[Opening Data records section]

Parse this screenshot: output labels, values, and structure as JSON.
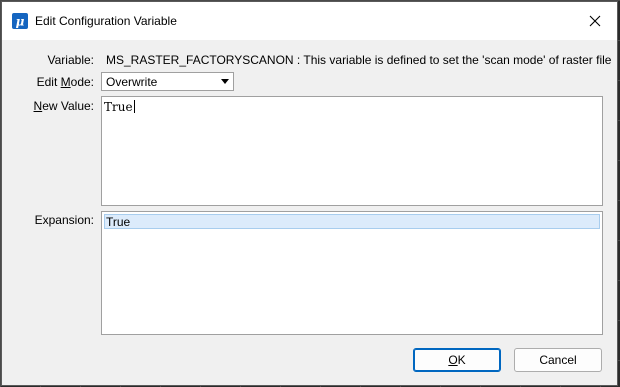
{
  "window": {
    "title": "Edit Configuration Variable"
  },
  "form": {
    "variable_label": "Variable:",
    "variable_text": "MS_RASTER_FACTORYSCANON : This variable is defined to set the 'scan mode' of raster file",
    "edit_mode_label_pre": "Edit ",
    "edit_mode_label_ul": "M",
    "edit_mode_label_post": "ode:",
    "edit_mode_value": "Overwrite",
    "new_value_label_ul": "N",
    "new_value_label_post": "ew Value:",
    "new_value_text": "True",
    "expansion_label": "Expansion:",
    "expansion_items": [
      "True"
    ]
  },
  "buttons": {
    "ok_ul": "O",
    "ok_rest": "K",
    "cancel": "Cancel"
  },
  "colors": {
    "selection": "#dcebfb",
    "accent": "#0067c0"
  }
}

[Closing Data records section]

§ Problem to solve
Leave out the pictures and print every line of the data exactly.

§ Response to this exercise
Parse this screenshot: output labels, values, and structure as JSON.
{
  "window": {
    "title": "Edit Configuration Variable"
  },
  "form": {
    "variable_label": "Variable:",
    "variable_text": "MS_RASTER_FACTORYSCANON : This variable is defined to set the 'scan mode' of raster file",
    "edit_mode_label_pre": "Edit ",
    "edit_mode_label_ul": "M",
    "edit_mode_label_post": "ode:",
    "edit_mode_value": "Overwrite",
    "new_value_label_ul": "N",
    "new_value_label_post": "ew Value:",
    "new_value_text": "True",
    "expansion_label": "Expansion:",
    "expansion_items": [
      "True"
    ]
  },
  "buttons": {
    "ok_ul": "O",
    "ok_rest": "K",
    "cancel": "Cancel"
  },
  "colors": {
    "selection": "#dcebfb",
    "accent": "#0067c0"
  }
}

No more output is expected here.